The next place we experienced the rain forest was in Mount Field National Park. The park is one of Tasmania’s oldest national parks and within its boundaries has a number of different ecosystems ranging from temperate rain forest, eucalyptus forest and alpine heath. The rain forest is located in the lower reaches of the park and probably the most visited area as there are a series of short easy walks that take you to such features as Russell falls, Horseshoe Falls, Lady Baron Falls and Pandani Grove. There is an excellent campsite within the park which allows visitors the opportunity to stay for a few days to really explore. True to its name – rainforest it was raining and my gore-tex was completely overwhelmed by the rain and I was soaked through to the skin. The sights and sounds were overwhelming. The sound of flowing water was never far away and this quickly turned into a roar as we approached the water falls. The tree ferns towered above us, I had always associated ferns with being pot plants and seeing these altered my perception. The tree trunks are so covered in lichens and mosses it is like they have a green fur coat on. These forests are the last remnants of those found the supercontinent of Gondwana and date back an incredible 110 million years. Again like Columba Falls this area was home to the thylacine and the last known wild one was captured in the park in 1933.

 

A particularly moth-eaten stuffed thylacine, or Tasmanian Tiger, in the Tasmanian state museum.

 

St Columba Falls State Reserve

 

Photographically speaking these were quite challenging conditions. Firstly under the tree canopy not a lot of light reaches the forest floor so high ISO and or tripods are the order of the day.
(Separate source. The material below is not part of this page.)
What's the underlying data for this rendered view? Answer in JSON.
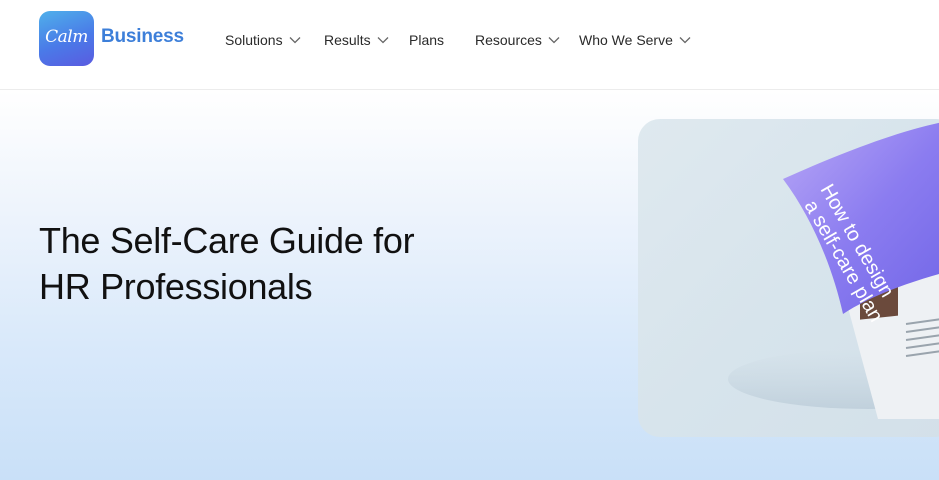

Occasionally you’ll frame up a scene that has a small clearing which allows sunlight to shine through and this plays havoc with your metering as the highlights in the clearing to shadow can exceed 13 or 14 stops far beyond what any camera sensor or film (if you’re old school) can record. If you meter for the shadow the highlights are lost forever, and if you meter for the highlights the shadows block up. I’m quite addicted to HDR photography at the moment (as if you hadn’t noticed!) so I was easily able to overcome those problems. The other problem is that there is a fair amount of moisture in the air especially near the waterfalls. I don’t baby my equipment at all, and have never cocooned my equipment in plastic and have never had a problem. The was beads of water forming or condensation on the front element of the lens. The only solution is to keep wiping this off with a lens cloth. I was wearing shirts by Rohan and one of the ingenious features of these shirts is that on the shirt tail on the button edge they have sewn in a lens cloth. They market the feature for glasses wearers but I reckon it is great for photographers. It means I can never lose my lens cloth as nearly every shirt I have has one built in. Brilliant!

 

St Columba Falls State Reserve (295 ha), where the cascading waters of St Columba Falls plunge nearly 90 m from the Mt Victoria foothills to the valley of the South George River.A short walking track through a forest of tree ferns, sassafras and myrtle takes you to the falls. Olympus EP-2 with OLYMPUS M.17mm F2.8 lens.

 

 

Why I Love Tasmania

On the last weekend of our trip to Tasmania we got the weekend paper and saw they were running a video competition on the theme “Why I Love Tasmania”. Bugger! If I’d known I would have taken a lot more kit, recorded in 1080, used an external recorder with better microphones and written a proper story board and script. Why didn’t I find out about this at the beginning of the trip.  Ah well I thought you’ve got to be in it to win it and I put together a short video with what I had shot on my Olympus EP-2 with the SEMA-1 mic which is only marginally better than the built in camera mic, and the four lenses that I always carry when on holiday – the Olympus 17mm f2.8, the 12-50mm f3.5-6.3, the 40-150mm f4-5.6 and the 60mm f2.8 macro. This trip was the first trip I’d taken my tripod, thankfully with a fluid head, and my video monopod (which I happen to think is one of the best accessories I have bought for doing run and gun video). In my wildest dreams I don’t expect to do well in the competition let alone win it, but it was a bit of a larff doing it and it was good experience to work to a deadline on a project.